[What to work on]:
Scan the lines below for "paste" and copy the matches.

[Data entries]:
● ● ●

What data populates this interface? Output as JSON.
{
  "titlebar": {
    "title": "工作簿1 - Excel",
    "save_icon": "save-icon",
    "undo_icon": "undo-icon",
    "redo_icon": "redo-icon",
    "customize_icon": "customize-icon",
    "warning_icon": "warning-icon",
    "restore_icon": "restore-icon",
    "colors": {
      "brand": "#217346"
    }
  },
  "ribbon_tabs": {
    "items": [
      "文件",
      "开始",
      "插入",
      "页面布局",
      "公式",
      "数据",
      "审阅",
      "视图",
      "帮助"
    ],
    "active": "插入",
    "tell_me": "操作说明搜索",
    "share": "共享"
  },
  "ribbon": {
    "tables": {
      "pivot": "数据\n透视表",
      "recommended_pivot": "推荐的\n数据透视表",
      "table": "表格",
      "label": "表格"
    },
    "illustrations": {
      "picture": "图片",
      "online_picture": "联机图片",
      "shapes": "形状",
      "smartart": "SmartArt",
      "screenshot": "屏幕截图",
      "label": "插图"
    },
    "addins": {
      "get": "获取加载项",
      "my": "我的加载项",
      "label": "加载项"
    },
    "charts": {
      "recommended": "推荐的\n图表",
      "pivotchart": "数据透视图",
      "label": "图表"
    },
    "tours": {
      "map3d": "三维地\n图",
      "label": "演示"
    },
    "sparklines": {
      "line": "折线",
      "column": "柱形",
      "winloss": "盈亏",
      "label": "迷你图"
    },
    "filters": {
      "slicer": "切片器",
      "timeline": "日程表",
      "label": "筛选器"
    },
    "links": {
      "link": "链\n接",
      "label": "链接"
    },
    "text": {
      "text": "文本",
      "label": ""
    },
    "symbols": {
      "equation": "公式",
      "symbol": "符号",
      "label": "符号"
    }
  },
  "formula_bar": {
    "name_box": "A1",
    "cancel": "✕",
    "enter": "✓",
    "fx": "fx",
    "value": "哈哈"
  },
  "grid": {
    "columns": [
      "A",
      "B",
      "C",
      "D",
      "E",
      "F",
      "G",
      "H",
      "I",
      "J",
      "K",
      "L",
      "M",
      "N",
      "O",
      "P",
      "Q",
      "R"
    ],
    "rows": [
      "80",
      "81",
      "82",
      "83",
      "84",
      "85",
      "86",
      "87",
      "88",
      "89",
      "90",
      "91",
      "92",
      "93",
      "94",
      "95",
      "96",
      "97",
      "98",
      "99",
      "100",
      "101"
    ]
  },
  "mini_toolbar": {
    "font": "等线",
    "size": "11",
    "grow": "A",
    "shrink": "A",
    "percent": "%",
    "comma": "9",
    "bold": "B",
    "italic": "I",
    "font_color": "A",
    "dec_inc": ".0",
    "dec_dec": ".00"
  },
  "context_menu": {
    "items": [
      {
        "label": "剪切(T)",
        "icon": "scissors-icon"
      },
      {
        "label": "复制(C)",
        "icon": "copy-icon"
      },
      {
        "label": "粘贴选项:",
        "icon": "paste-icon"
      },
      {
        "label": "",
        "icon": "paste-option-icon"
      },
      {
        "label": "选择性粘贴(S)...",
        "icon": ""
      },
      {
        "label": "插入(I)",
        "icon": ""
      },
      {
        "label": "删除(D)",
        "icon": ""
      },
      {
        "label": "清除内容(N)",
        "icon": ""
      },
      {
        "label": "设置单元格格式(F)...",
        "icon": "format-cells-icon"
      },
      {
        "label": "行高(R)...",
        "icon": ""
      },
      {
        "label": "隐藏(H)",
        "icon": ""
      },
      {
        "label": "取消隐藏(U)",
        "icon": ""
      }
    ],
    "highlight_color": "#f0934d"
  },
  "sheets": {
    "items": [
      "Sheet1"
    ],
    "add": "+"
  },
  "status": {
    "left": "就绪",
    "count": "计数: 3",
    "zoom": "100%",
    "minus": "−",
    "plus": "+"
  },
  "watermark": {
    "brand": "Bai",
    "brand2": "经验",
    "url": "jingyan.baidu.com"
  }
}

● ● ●

[Solution for this problem]:
        "icon": "paste-icon"
        "icon": "paste-option-icon"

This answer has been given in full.